“If you have intercompany transactions involving valuable intangibles, you need to be extremely vigilant and review things every single year,” Mantegani said. Companies can enter advance pricing agreements for more certainty, she said.
Transfer pricing calls on companies to base their intercompany pricing on the market value that unrelated parties would arrive at.
“This was a very big case focusing on, ‘Who gets the residual profit?’” Wrappe said.
To find a comparable for how much profit should be attributed to the company’s foreign affiliates, the IRS looked to the independent bottlers that work with Coca-Cola to distribute beverages.
The company argued that the bottlers were not a good comparable, but the court sided with the IRS.
“The problem is that such intangibles are so valuable because they are unique, and therefore there are no real comparables upon which to base a direct valuation of them,” said John Warner, a shareholder at Buchanan Ingersoll & Rooney PC in Washington.

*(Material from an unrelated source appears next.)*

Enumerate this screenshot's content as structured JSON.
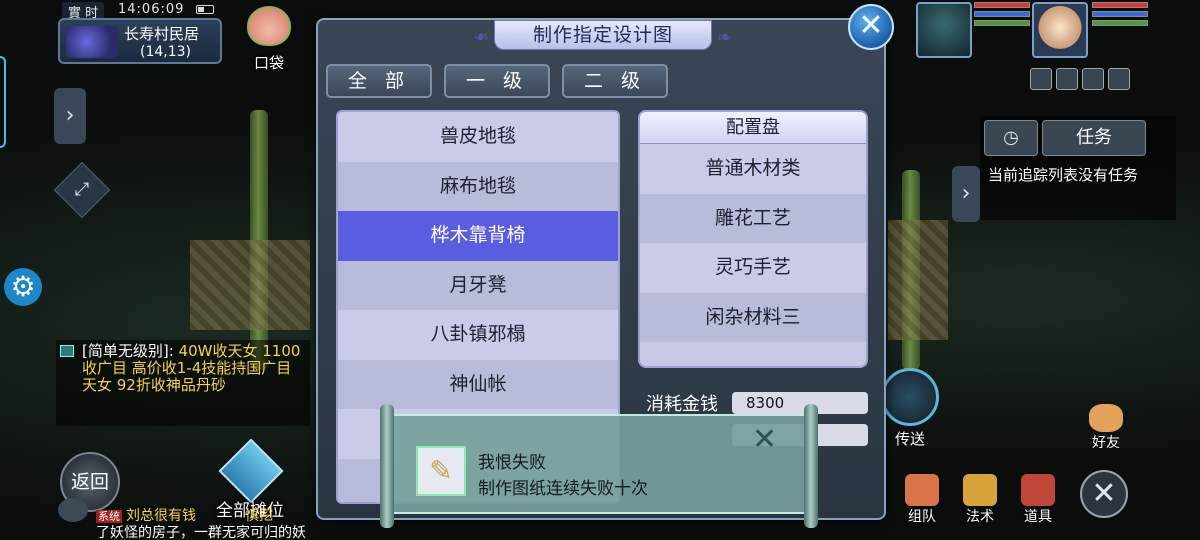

“The valuation is indirect—measuring the residual income that the related party user of the intangibles should earn after paying such a royalty—in the case of Coca-Cola, through use of a CPM analysis of the ‘supply points’ that the court felt was straightforward because the those entities did not have any of their own valuable intangibles,” he added.
CPM refers to the comparable profits method, the transfer pricing methodology the IRS used in making its adjustment, which the court supported.
Coca-Cola could still choose to appeal the case.
“We are disappointed with the outcome of the U.S. Tax Court opinion, which we are reviewing in detail to consider its impact and potential grounds for its appeal. We intend to continue to vigorously defend our position,” the company said in a statement last week.
—With assistance from Jeffery Leon.